The late 1950s and much of the entire 1960s were packed with epic WWII movies, and ‘Guns’ belongs in that conversation right up at the top. From director J. Lee Thompson and based off a novel by Alistair MacLean, this men-on-a-mission epic has definitely stood the test of time. There are flaws (more later), but as a pure popcorn film full of excitement and adventure, it is hard to beat. Filmed on location in Rhodes and Gozo, it is a beautiful film, fully taking advantage of the widescreen format. The look of a WWII epic can get overshadowed, but it adds an element here. Composer Dimitri Tiomkin turns in an Oscar-nominated score as well, a memorable score with a good theme and familiar notes.

But how about a team of specialists on an impossible mission?!? ‘Guns’ was one of the first films to use that basic premise to its full potential. Countless others followed in the 1960s and have ever since. The formula is simple. Assemble your team of specialists, all with their unique skillset, and give them something highly dangerous and likely deadly to perform. Who makes it out? Will the job get done? There’s nothing too crazy with the premise, but when handled correctly, it’s a gem. It belongs up there with The Professionals, The Dirty Dozen, Kelly’s Heroes and Where Eagles Dare (another MacLean novel) as one of the sub-genre’s best.
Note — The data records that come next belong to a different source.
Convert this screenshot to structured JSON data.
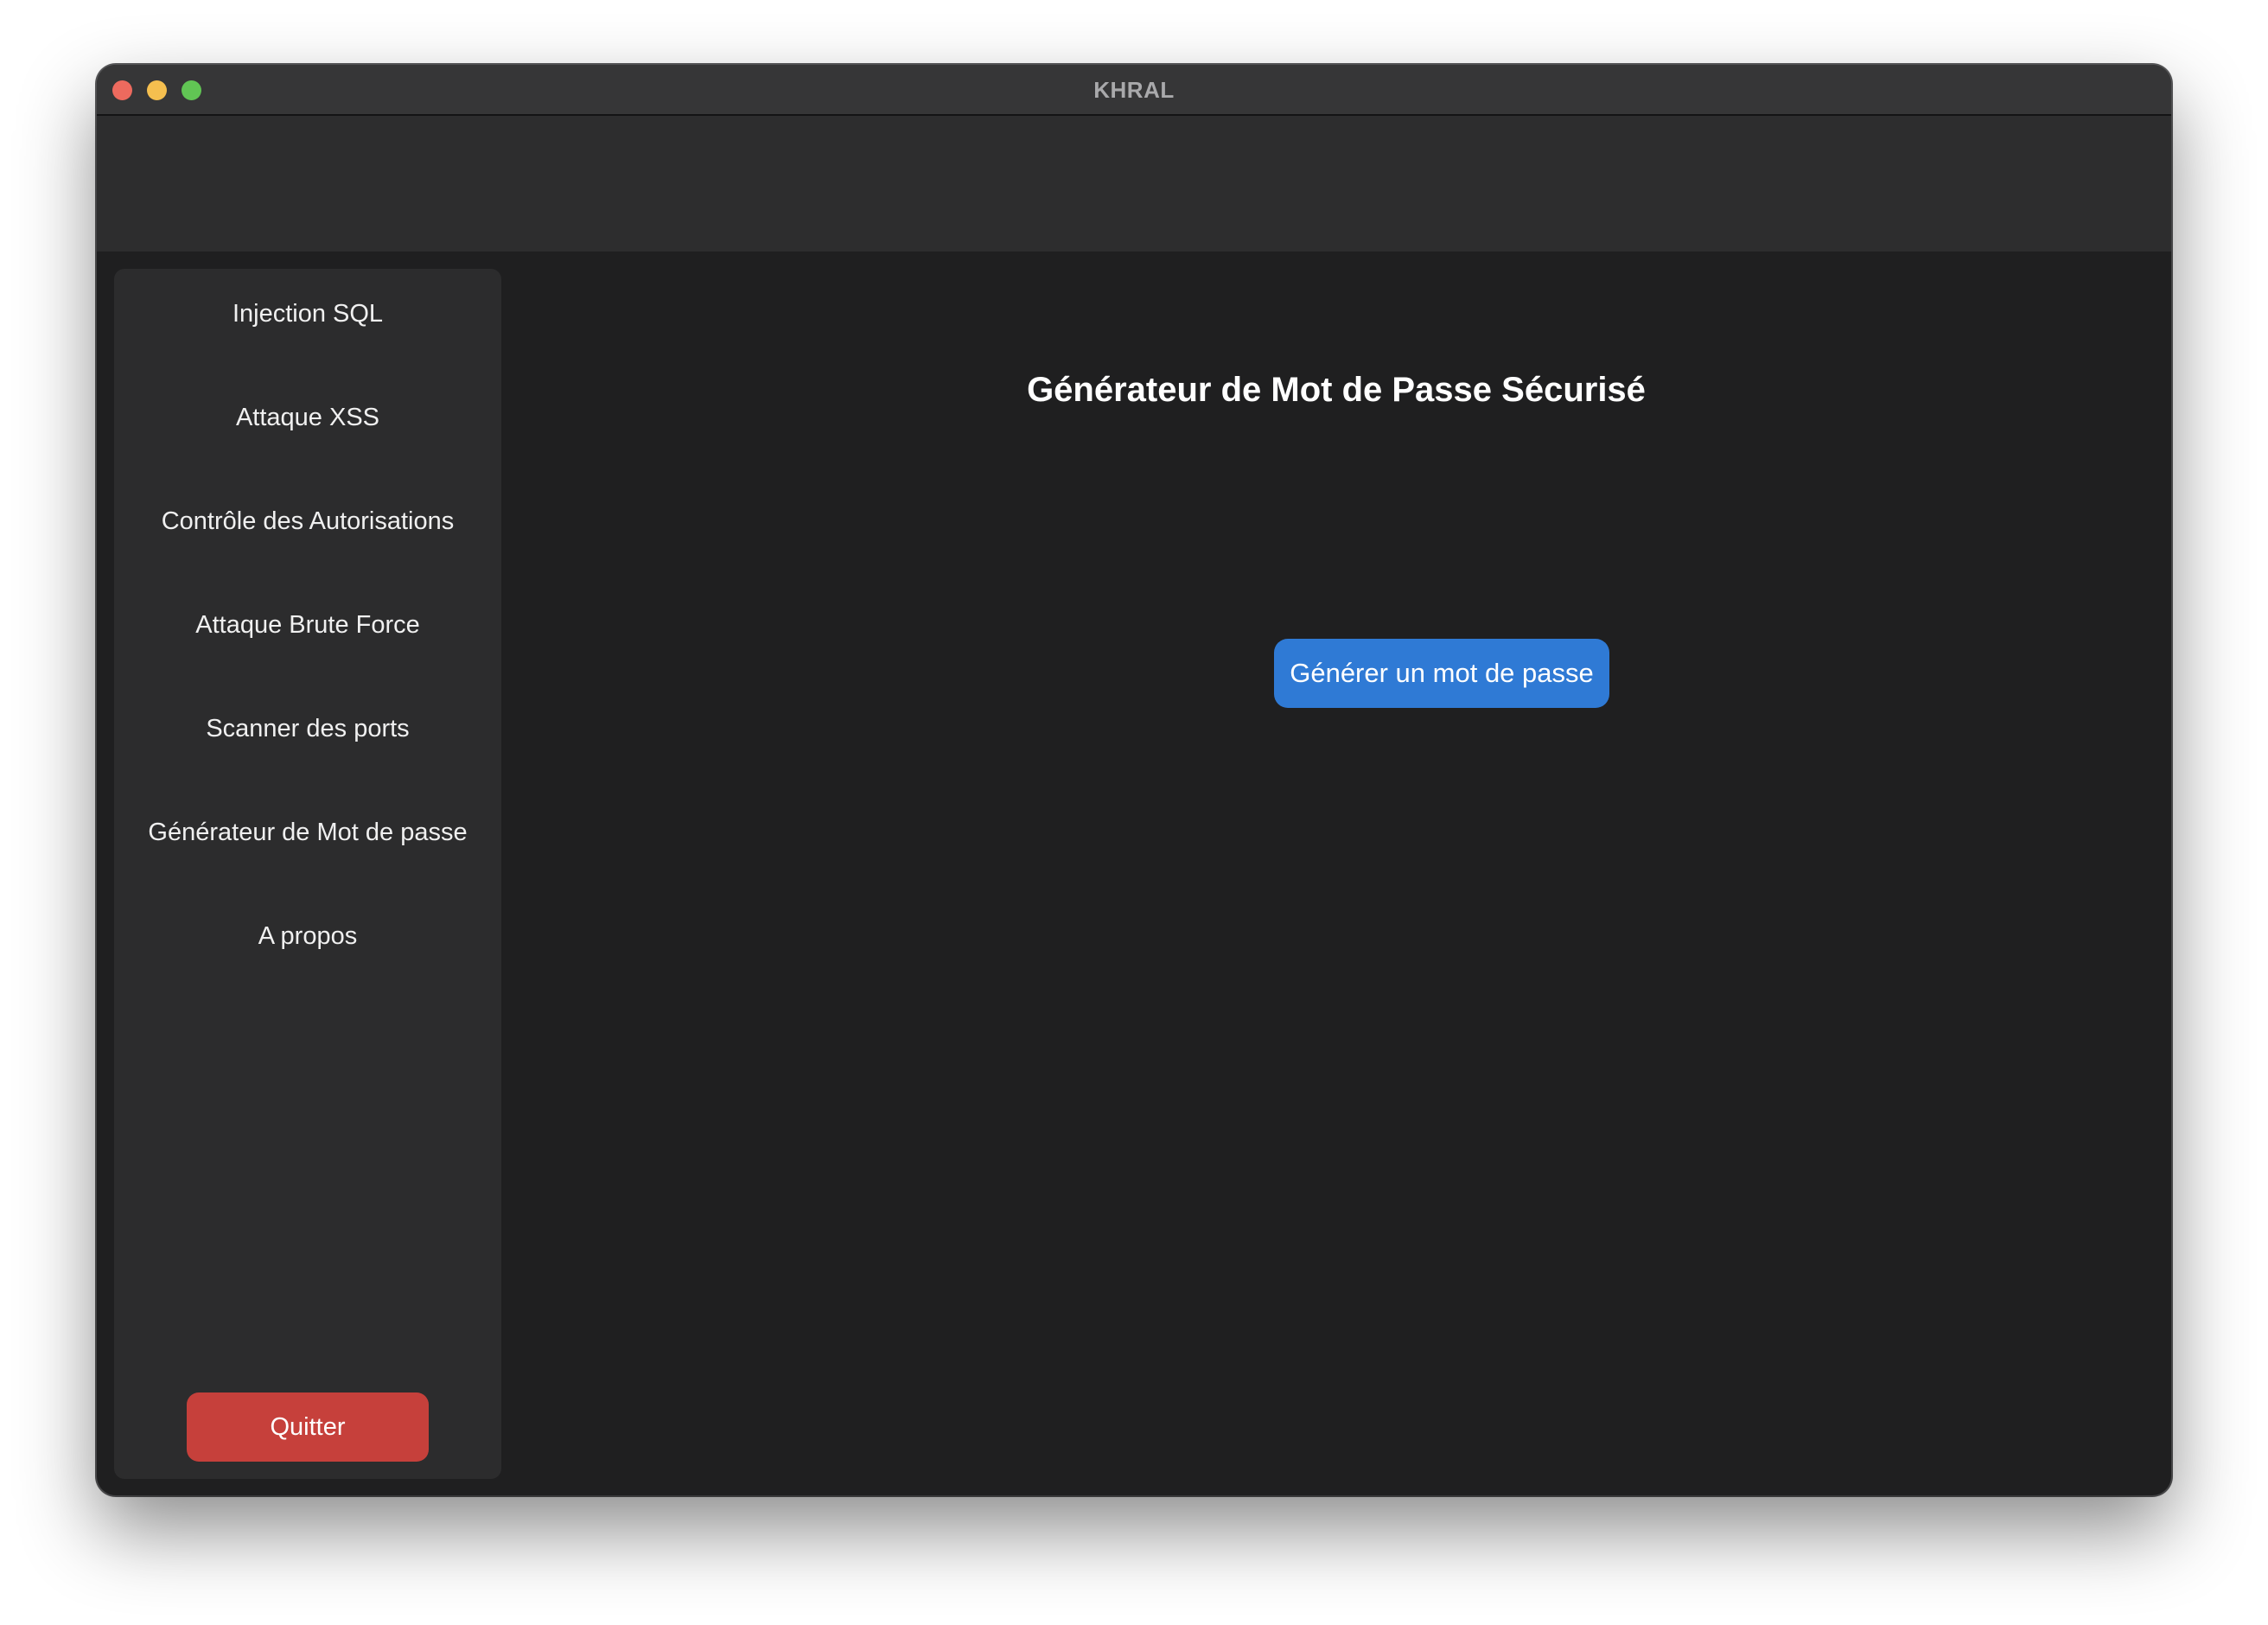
{
  "window": {
    "title": "KHRAL"
  },
  "sidebar": {
    "items": [
      {
        "label": "Injection SQL"
      },
      {
        "label": "Attaque XSS"
      },
      {
        "label": "Contrôle des Autorisations"
      },
      {
        "label": "Attaque Brute Force"
      },
      {
        "label": "Scanner des ports"
      },
      {
        "label": "Générateur de Mot de passe"
      },
      {
        "label": "A propos"
      }
    ],
    "quit_label": "Quitter"
  },
  "main": {
    "title": "Générateur de Mot de Passe Sécurisé",
    "generate_label": "Générer un mot de passe"
  },
  "colors": {
    "accent": "#2f7ad5",
    "danger": "#c6403b",
    "background": "#1f1f20",
    "sidebar": "#2c2c2d"
  }
}
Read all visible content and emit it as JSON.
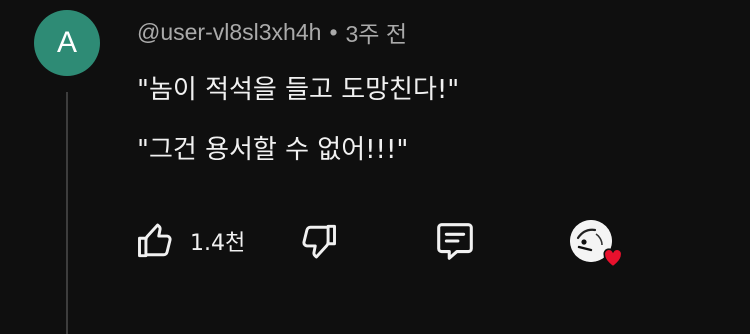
{
  "comment": {
    "avatar_letter": "A",
    "username": "@user-vl8sl3xh4h",
    "separator": "•",
    "timestamp": "3주 전",
    "lines": [
      "\"놈이 적석을 들고 도망친다!\"",
      "\"그건 용서할 수 없어!!!\""
    ]
  },
  "actions": {
    "like_count": "1.4천",
    "like_icon": "thumbs-up-icon",
    "dislike_icon": "thumbs-down-icon",
    "reply_icon": "comment-icon",
    "creator_heart_icon": "heart-icon"
  },
  "colors": {
    "background": "#0f0f0f",
    "avatar": "#2e8b75",
    "heart": "#e8112d",
    "secondary_text": "#aaaaaa"
  }
}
This effort succeeds so well because of the casting. On my recent viewing, I came away impressed with Peck’s Mallory more than previous viewings. A capable officer, he’s thrust into an unlikely leadership role that forces him to make some incredibly uncomfortable decisions. An interesting part, and a solid character arc. Quinn is at his understated, scene-stealing best as Andrea Stavrou, a steely-eyed killer who hates the Germans. The Mallory/Stavrou history adds an excellent, mysterious edge to the story as well. And rounding out the lead trio, Niven lends some comedic effort as Miller, the explosives expert who has no real interest in war. Three Hollywood legends, and wouldn’t you know it? They all deliver.

The team also includes Brown (Stanley Baker), a mechanical expert and knife fighter, Pappadimos (James Darren), the born killer, and Franklin (Anthony Quayle), the team leader. They’re joined on Navarone by two resistance fighters, Maria (Irene Papas) and Anna (Gia Scala). Not enough for you? Plenty of familiar British faces lend supporting parts, including James Robertson Justice, Richard Harris, Percy Herbert, Bryan Forbes, Allan Cuthbertson and Walter Gotell.

It’s easy to take for granted what an impact ‘Guns’ has had on the action/adventure genre since its release in 1962. The men-on-a-mission angle especially is the key, but it laid the groundwork for so many like-minded movies in the years to come. There are flaws — a touch slow at times, especially the cliff-scaling scene; the Germans seem too stupid for their own good at times — but there are few movies that are as exciting, as fun, and simply put, well-made, as this flick from Thompson and a talented crew.

A classic for a reason. If you haven’t seen it by now, make a point of seeking it out. Hopefully you’ll like it just as much as I did!

The Guns of Navarone (1962): ****/****